Fixation on Histology

Tips & Tricks: Interviewing

Post-It Note with

We've blogged about the histology workforce shortages and the Great Reassessment. Many hisotechs are changing jobs or thinking of changing jobs, which means interviewing. Recently, a Histology Professionals Facebook participant posed this question, "I've got a few interviews coming up. Any tips?"


Our active online community was happy to contribute tips for interviewing successfully. A few thread participants showcased their sense of humor by stating, "Be honest. Don't tell them you can cut 100 blocks an hour. They will find out eventually." Another contributor quipped, "There is a shortage. I think if you show up and are alive … well … you've got a good chance." Who says histotechs aren't funny?

Many thread participants offered honest words of encouragement that would be true for anyone interviewing in any field, at any stage of their career. Tried-and-true advice like "Be yourself," "be honest," "don't say you are an expert at something if you are not," and "be sure to research the company you are interviewing with" were repeated throughout the comments. Others advised on navigating around "sneaky" questions interviewers often ask, such as "Tell us about yourself," which is just a question geared towards them gleaning personal information volunteered by you that they legally cannot outright ask. The advice was "to keep it professional" and steer the conversation away from personal topics.  

Other thread participants pointed out that in the current market, labs are short-handed, and histotechnology professionals are in high demand. Therefore, their advice was to know your worth, negotiate salary, and not take low pay or the first offer. One commenter even suggested that candidates research the pay scale at the company and the competition so that job-seekers can negotiate from a well-informed place. One contributor also shared two questions that always seem to come up during interviews, with many other commentators agreeing that they have also encountered them. The two questions they advised to have prepared answers for were:

  • Describe a difficult situation you have had with another employee? and;
  • How was the issue resolved?

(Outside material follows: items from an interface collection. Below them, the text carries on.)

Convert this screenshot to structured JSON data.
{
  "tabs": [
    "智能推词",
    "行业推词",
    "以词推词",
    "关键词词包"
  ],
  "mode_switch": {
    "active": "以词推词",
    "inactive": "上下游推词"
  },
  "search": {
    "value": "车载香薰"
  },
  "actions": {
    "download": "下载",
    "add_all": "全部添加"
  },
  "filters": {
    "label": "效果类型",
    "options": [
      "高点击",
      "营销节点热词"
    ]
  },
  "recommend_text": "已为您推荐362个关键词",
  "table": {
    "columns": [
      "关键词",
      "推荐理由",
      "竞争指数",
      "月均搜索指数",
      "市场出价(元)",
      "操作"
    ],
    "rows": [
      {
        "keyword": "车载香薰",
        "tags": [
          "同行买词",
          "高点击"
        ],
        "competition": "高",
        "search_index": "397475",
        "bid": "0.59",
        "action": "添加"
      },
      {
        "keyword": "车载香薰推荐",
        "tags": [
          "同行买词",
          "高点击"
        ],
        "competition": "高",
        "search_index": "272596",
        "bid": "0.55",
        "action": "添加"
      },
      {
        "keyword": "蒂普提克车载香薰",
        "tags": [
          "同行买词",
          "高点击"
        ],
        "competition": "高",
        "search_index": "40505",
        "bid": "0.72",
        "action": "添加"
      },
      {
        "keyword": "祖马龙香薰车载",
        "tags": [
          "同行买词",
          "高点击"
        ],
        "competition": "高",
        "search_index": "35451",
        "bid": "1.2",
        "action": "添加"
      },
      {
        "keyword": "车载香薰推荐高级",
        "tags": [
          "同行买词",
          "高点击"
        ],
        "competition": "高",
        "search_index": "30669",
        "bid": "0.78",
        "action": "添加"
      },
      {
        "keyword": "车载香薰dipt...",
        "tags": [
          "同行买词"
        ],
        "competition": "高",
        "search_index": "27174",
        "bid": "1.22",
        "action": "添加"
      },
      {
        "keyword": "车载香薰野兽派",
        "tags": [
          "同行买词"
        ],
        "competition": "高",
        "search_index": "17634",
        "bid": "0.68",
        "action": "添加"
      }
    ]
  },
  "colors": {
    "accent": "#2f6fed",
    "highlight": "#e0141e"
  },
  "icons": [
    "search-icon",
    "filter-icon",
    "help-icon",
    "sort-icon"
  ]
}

And finally, many contributors wanted to remind the original poster that an interview is a "conversation." An interviewee is expected to answer the interviewer's questions. Still, they should also be asking their own to see if the company and the specific position they are interviewing for are a good fit for them. A few that came up that were mainly "on-point" were:

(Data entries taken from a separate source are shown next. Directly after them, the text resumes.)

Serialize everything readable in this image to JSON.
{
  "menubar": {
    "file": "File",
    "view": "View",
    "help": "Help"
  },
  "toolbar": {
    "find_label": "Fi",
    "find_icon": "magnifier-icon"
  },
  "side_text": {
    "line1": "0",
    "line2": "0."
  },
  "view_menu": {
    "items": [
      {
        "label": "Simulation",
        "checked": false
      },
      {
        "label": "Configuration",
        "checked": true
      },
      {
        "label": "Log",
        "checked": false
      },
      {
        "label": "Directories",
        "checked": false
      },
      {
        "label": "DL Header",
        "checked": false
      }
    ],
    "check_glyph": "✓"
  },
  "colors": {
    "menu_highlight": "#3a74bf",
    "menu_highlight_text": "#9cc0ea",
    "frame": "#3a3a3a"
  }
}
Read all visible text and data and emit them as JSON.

  • What challenges does the company have?
  • How do they plan to overcome them?
  • What is the company's vision?
  • What do they expect of their employees?
  • What can their employees expect from the company?
  • Am I a replacement for someone?
  • Why did they leave?

We often are so nervous about "getting the job" we forget to ask ourselves, "Do I want this job?" It is nice that our community of histotechs shared that wisdom with their colleagues.

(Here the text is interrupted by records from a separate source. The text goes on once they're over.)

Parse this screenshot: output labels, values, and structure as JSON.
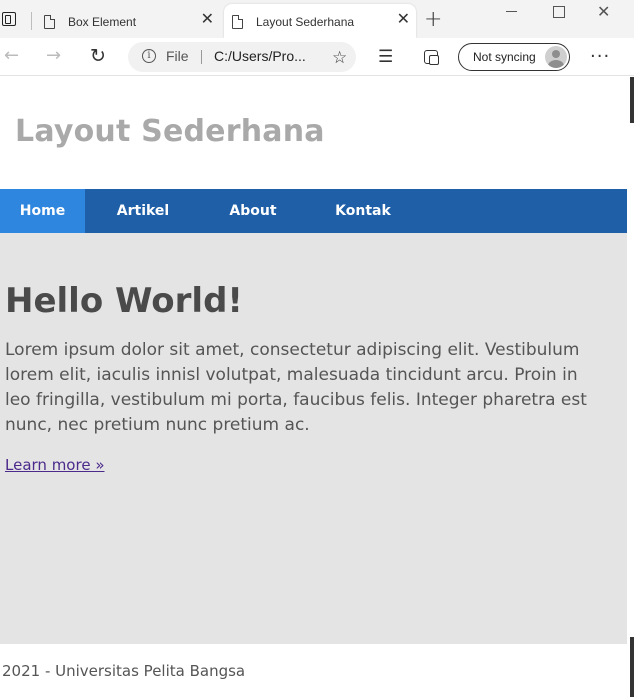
{
  "browser": {
    "tabs": [
      {
        "title": "Box Element"
      },
      {
        "title": "Layout Sederhana"
      }
    ],
    "address": {
      "scheme_label": "File",
      "url": "C:/Users/Pro..."
    },
    "sync_label": "Not syncing",
    "icons": {
      "back": "back-arrow-icon",
      "forward": "forward-arrow-icon",
      "refresh": "refresh-icon",
      "favorite": "add-favorite-icon",
      "favorites": "favorites-list-icon",
      "collections": "collections-icon",
      "more": "more-icon"
    }
  },
  "page": {
    "site_title": "Layout Sederhana",
    "nav": [
      {
        "label": "Home",
        "active": true
      },
      {
        "label": "Artikel",
        "active": false
      },
      {
        "label": "About",
        "active": false
      },
      {
        "label": "Kontak",
        "active": false
      }
    ],
    "hero": {
      "heading": "Hello World!",
      "body": "Lorem ipsum dolor sit amet, consectetur adipiscing elit. Vestibulum lorem elit, iaculis innisl volutpat, malesuada tincidunt arcu. Proin in leo fringilla, vestibulum mi porta, faucibus felis. Integer pharetra est nunc, nec pretium nunc pretium ac.",
      "link": "Learn more »"
    },
    "footer": "2021 - Universitas Pelita Bangsa"
  },
  "colors": {
    "nav_bg": "#1e5fa8",
    "nav_active": "#2f86de",
    "hero_bg": "#e4e4e4",
    "title": "#a9a9a9"
  }
}
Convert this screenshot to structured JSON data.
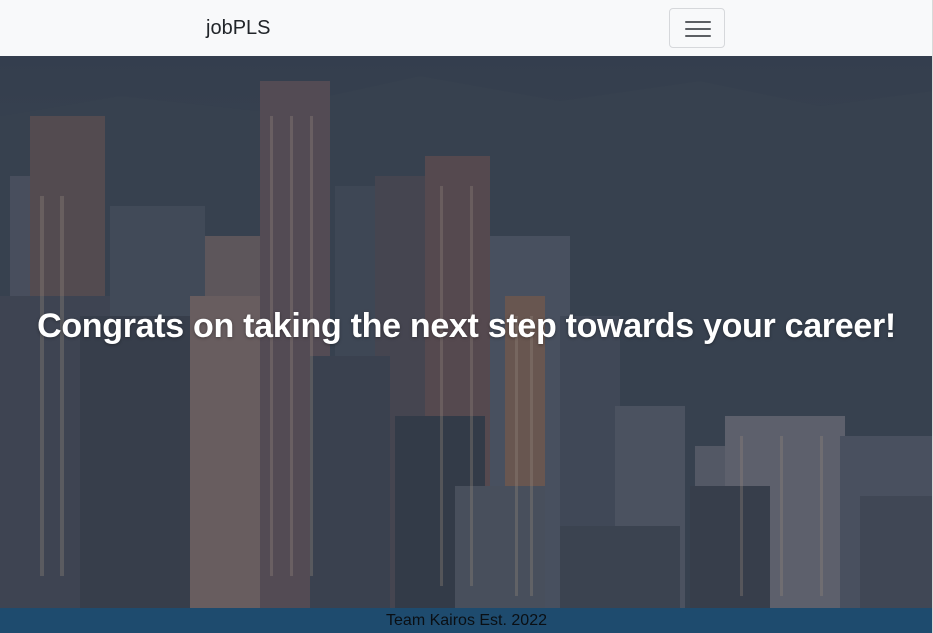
{
  "navbar": {
    "brand": "jobPLS",
    "toggler_icon": "hamburger-menu-icon"
  },
  "hero": {
    "background": "city-skyline-photo",
    "headline": "Congrats on taking the next step towards your career!"
  },
  "footer": {
    "text": "Team Kairos Est. 2022"
  },
  "colors": {
    "navbar_bg": "#f8f9fa",
    "footer_bg": "#1e4b6e",
    "headline": "#ffffff"
  }
}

If you have any interviewing stories, especially ones that may be "out of the ordinary," please let us know by commenting below. We would love to hear how your professional community may have taught you something new or how you successfully navigated an unconventional or unexpected question from an interviewer. Still, your poise and quick wit led to you getting the job you wanted.

Written by Nancy Elmahdy, based on a question and subsequent comments posted in the Histology Professionals Group on Facebook.

1 comment



02-25-2022 23:00

My experience is different or from the interviewees side. I have interviewed many Clinical Laboratory professionals, whom will be trained and work as histology laboratory professionals. Out of the 6 interviewees, one with the female gender was very active and showed the interest and and some terminologies too! We, the interviewer were very happy and expected that she will be the supervisor after sufficient training. However; the reverse became true in both performance and ethics.